A report published in the American Journal of Physical Anthropology in January 2015 looked again at craniofacial variation focusing on differences between early and late Native Americans and explanations for these based on either skull morphology or molecular genetics. Arguments based on molecular genetics have in the main, according to the authors, accepted a single migration from Asia with a probable pause in Berengia, plus later bi-directional gene flow. Studies focusing on craniofacial morphology have argued that Paleoamerican remains have "been described as much closer to African and Australo-Melanesians populations than to the modern series of Native Americans", suggesting two entries into the Americas, an early one occurring before a distinctive East Asian morphology developed (referred to in the paper as the "Two Components Model". A third model, the "Recurrent Gene Flow" [RGF] model, attempts to reconcile the two, arguing that circumarctic gene flow after the initial migration could account for morphological changes. Noting that the original report on the Hoya Negro skeleton supported the RGF model, the authors disagreed with the conclusion suggesting that the skull shape did not match those of modern Native Americans, arguing that the "skull falls into a subregion of the morphospace occupied by both Paleoamericans and some modern Native Americans."[4][5]

See also


  1. ^ Hodges, Glen (2014-05-14). "Most Complete Ice Age Skeleton Helps Solve Mystery of First Americans". National Geographic. 
  2. ^ Kumar, Mohi (2014-05-15). "DNA From 12,000-Year-Old Skeleton Helps Answer the Question: Who Were the First Americans?". 

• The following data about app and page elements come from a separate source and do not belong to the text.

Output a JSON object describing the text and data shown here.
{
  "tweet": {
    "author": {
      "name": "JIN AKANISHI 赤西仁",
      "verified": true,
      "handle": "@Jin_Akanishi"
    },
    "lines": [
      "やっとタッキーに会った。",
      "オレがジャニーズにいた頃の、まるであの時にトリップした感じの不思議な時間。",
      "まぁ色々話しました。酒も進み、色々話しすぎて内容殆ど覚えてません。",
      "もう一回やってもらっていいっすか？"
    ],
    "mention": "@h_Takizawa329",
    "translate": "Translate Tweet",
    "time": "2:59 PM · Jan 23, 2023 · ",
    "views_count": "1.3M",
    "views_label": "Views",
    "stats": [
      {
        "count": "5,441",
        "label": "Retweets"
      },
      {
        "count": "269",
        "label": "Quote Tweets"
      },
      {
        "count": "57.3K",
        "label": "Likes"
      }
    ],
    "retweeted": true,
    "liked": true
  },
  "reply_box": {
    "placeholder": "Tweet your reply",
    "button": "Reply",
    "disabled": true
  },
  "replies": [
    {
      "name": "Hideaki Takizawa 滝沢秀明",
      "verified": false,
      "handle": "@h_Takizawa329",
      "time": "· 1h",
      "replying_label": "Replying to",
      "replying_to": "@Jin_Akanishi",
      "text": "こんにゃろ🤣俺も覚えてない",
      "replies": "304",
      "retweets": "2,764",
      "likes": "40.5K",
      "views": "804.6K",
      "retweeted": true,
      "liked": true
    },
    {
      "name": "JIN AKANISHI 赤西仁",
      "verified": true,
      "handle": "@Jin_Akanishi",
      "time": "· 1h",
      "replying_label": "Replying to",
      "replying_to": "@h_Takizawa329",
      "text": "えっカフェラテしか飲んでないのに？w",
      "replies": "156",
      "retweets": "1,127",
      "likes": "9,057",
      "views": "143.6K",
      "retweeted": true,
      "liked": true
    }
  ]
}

  3. ^ a b c James C. Chatters, Douglas J. Kennett, Yemane Asmerom, Brian M. Kemp, Victor Polyak, Alberto Nava Blank, Patricia A. Beddows, Eduard Reinhardt, Joaquin Arroyo-Cabrales, Deborah A. Bolnick, Ripan S. Malhi, Brendan J. Culleton, Pilar Luna Erreguerena, Dominique Rissolo, Shanti Morell-Hart, Thomas W. Stafford Jr. (2014-05-16). "Late Pleistocene Human Skeleton and mtDNA Link Paleoamericans and Modern Native Americans" (PDF). Science. 344: 750–754. doi:10.1126/science.1252619. 
  4. ^ de Azvedo, Soledad; Bortolini, Maria C.; Bonatto, Sandro L.; Hunemeier, Tabita; Santos, Fabrıcio R. S; Gonzalez-Jose, Rolando (January 2015). "Ancient Remains and the First Peopling of the Americas: Reassessing the Hoyo Negro Skull". American Journal of Physical Anthropology. 148: 514–521. 

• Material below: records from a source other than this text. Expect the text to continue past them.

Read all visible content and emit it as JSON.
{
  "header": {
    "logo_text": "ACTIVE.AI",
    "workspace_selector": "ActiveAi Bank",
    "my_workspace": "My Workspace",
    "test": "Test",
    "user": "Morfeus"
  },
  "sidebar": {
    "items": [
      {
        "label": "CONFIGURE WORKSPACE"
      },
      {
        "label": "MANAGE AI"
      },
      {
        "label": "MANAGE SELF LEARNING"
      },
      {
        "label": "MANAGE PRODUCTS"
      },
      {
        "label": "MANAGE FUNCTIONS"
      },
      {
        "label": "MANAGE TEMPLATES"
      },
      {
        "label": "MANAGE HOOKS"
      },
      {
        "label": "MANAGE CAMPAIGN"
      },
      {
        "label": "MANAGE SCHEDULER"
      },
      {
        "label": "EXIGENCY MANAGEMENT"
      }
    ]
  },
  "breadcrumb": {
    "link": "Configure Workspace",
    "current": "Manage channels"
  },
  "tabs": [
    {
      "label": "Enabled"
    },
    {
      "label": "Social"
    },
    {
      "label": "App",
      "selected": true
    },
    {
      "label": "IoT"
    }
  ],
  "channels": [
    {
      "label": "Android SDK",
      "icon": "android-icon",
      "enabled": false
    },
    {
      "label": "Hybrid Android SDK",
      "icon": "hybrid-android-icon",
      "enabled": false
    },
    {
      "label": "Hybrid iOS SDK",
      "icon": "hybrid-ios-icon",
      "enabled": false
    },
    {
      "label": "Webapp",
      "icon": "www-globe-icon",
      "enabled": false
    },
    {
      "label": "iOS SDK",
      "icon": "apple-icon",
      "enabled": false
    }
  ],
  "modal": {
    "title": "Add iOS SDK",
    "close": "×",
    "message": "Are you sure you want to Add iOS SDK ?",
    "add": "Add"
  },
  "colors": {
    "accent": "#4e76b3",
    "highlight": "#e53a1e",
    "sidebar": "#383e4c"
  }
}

  5. ^ de Azevedo, Soledad; Quinto-Sánchez, Mirsha; Paschetta, Carolina; González-José, Rolando (November 2015). "The first human settlement of the New World: A closer look at craniofacial variation and evolution of early and late Holocene Native American groups". Quaternary International. doi:10.1016/j.quaint.2015.11.012.